you desire to act as text can, at times, be quite frustrating.
This article will present two very common situations where the ease of use in working with dates can sometimes cause the user to become tripped up later in a particular spreadsheet. The first is how to get a date to display beyond the width of a cell, along with with a macro fix. The other is explaining why some cells do not display as expected. Alternative approaches are also presented.
formats the cell accordingly, as you would expect. From a
very basic point of view, this is a nice feature, as this date value
can be used in date arithmetic, etc.
A Potential Trap:
If you perform basic copy
and paste commands in Excel, the text date discussed above will copy and
keep the apostrophe
If this is a problem in your macros, adopt the macro to use the following logic:
The second step adds the apostrophe ( ' ) in front of the date and then places it back into the same cell.
This specific macro works in a particular spreadsheet project and shows the logic needed to solve the problem. Obviously, this can be edited to fit your particular circumstance and macro writing style.
Note: Excel's macro language, VBA, has several different methods of copying, incurring the same basic result. This particular copy macro, converts the date text to a date value, however, other methods of copying may not. If your working under pressure to get a project done, and you don't have the time to investigate other methods, this is a good solution. However, you may learn over time that other methods of copying (in macros) produce more desirable results. The more your work with the program, the more you learn.
Another solution to the date
being wider than the cell is to format this cell and the cell(s) to its
immediate right to "Merge and Center". Let's say your date
is in cell G5 and will not display as the cell is too narrow. Highlight
cells G5:H5 and click on the Merge and Center tool in the toolbar.
This command centers combines the two cells into one. If need be, highlight

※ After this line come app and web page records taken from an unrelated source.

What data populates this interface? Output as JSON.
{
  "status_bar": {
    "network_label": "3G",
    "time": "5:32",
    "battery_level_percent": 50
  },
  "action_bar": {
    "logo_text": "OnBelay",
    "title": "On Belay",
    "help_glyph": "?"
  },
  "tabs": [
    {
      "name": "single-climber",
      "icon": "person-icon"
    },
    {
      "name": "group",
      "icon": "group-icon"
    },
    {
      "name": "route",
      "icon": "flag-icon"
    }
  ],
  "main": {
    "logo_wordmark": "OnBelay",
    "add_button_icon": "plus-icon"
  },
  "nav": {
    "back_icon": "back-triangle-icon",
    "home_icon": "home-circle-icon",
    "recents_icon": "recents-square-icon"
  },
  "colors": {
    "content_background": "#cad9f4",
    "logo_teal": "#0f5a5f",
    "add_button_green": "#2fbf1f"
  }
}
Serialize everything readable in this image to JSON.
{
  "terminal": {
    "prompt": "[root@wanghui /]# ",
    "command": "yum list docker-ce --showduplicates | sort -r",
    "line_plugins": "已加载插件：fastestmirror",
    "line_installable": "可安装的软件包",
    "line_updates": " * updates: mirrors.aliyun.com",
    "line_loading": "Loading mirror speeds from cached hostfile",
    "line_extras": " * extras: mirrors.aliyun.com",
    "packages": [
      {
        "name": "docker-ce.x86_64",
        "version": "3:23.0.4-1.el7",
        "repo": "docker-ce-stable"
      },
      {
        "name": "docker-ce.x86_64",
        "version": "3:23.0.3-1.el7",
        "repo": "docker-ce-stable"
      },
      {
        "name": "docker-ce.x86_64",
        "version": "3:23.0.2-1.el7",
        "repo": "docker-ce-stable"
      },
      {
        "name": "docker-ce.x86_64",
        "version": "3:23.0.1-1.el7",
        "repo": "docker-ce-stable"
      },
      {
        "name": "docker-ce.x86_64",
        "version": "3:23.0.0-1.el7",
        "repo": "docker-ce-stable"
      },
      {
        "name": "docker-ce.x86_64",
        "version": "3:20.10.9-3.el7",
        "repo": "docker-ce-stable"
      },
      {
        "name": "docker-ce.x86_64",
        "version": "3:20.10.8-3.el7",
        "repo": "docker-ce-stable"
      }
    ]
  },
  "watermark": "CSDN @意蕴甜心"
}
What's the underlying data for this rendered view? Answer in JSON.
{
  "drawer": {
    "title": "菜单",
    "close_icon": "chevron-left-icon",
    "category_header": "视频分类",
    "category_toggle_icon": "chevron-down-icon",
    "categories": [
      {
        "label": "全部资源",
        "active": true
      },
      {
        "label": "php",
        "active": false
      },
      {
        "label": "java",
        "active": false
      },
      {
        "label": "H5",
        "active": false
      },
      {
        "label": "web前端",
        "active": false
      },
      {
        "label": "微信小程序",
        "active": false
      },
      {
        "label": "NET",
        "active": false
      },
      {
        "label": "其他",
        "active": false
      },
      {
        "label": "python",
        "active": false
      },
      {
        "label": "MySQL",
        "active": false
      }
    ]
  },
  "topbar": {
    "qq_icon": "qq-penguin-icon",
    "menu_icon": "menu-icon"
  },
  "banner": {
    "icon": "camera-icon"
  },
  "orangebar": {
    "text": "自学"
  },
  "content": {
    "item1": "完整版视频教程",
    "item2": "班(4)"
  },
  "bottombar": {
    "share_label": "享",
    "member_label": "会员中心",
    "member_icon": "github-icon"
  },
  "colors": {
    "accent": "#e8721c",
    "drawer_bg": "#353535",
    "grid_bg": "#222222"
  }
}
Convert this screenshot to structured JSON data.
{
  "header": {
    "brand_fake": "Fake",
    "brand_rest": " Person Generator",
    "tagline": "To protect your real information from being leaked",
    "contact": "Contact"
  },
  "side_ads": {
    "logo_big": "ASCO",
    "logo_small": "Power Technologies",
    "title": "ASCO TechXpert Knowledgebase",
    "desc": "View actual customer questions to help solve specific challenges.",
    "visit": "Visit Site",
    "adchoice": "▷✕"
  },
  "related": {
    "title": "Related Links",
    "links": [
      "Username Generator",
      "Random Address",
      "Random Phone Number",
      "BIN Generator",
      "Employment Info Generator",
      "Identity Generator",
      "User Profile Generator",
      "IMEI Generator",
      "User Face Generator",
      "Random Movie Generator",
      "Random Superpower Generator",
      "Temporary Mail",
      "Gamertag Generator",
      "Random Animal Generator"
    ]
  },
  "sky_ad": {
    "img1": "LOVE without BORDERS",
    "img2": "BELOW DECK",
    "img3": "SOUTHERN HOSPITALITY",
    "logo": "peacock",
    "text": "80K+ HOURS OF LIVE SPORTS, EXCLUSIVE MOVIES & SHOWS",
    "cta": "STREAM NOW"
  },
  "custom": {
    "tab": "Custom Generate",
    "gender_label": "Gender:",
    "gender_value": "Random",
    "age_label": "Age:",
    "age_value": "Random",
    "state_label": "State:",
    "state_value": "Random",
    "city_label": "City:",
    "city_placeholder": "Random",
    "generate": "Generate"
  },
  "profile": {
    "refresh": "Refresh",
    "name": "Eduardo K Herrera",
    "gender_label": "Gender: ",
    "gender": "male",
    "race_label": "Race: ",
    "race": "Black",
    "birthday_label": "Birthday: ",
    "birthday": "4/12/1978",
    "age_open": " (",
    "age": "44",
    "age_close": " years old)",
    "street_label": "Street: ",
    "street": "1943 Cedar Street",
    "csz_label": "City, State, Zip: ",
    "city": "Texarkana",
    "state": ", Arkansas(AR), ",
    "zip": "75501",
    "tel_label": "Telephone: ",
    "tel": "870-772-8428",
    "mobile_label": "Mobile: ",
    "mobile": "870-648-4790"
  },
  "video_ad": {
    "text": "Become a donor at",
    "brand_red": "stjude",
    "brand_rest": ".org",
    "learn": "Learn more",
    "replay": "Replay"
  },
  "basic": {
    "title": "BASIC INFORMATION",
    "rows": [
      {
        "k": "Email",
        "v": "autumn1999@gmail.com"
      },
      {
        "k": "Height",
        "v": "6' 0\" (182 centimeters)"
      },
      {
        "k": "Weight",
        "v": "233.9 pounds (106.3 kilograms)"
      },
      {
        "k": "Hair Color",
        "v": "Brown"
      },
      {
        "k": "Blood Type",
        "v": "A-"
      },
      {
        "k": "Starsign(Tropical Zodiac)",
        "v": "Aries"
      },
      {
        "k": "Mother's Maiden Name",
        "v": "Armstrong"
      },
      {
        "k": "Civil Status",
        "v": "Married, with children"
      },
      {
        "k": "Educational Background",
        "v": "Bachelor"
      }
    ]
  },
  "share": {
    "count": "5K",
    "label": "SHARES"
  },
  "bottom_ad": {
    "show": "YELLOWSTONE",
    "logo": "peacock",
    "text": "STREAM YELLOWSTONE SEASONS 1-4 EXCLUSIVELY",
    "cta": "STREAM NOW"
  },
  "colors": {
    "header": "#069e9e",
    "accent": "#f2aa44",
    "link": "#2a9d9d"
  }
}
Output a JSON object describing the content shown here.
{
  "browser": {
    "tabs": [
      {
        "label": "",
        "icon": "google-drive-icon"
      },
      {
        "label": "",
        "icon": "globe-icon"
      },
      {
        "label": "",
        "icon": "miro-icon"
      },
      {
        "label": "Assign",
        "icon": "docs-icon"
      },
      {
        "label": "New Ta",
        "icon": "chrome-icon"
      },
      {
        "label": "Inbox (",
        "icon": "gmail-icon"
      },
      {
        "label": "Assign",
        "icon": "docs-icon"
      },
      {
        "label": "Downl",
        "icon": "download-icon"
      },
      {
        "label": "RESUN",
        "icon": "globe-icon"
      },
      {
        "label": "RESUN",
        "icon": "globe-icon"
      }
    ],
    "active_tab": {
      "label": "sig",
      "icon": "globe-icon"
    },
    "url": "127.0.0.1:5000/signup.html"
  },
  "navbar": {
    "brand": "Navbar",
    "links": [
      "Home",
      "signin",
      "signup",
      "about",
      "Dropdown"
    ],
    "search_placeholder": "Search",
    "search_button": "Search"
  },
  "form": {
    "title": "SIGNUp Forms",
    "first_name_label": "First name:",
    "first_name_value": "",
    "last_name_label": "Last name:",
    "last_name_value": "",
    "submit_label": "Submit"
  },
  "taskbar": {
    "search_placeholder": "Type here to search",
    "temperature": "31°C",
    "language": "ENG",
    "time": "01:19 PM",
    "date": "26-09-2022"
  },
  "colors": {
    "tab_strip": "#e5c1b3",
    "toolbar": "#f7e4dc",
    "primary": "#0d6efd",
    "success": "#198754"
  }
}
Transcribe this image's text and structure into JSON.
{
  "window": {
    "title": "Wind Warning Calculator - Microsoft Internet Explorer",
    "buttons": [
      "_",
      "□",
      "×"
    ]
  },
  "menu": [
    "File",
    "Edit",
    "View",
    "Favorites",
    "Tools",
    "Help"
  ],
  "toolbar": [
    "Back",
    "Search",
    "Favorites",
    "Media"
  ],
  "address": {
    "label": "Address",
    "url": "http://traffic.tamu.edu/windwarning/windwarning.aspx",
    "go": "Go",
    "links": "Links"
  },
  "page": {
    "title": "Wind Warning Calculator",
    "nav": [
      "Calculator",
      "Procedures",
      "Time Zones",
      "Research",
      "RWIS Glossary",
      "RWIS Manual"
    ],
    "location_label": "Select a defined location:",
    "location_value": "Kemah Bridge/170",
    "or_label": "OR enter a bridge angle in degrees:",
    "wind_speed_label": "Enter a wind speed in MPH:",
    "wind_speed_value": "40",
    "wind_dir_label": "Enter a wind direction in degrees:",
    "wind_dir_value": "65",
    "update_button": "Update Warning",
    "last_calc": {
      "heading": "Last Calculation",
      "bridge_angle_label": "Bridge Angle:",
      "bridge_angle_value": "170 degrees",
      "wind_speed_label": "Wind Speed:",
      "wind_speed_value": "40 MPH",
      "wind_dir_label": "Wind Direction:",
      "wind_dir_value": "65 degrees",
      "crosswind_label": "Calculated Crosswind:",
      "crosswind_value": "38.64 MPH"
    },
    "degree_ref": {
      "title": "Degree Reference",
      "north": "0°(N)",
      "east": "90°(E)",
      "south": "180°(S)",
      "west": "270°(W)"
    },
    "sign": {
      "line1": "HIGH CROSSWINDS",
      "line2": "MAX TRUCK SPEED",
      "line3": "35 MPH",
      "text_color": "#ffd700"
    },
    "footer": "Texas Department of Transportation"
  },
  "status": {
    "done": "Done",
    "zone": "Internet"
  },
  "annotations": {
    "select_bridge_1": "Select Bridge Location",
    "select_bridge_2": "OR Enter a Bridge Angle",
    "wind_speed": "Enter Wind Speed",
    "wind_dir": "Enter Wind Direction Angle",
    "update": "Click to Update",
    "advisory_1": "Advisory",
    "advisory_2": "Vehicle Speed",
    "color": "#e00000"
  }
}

a third or fourth cell, say G5:I5 or G5:J5 merging more cells. At
first glance, this method seems to be much more preferable than converting
the date text by adding the apostrophe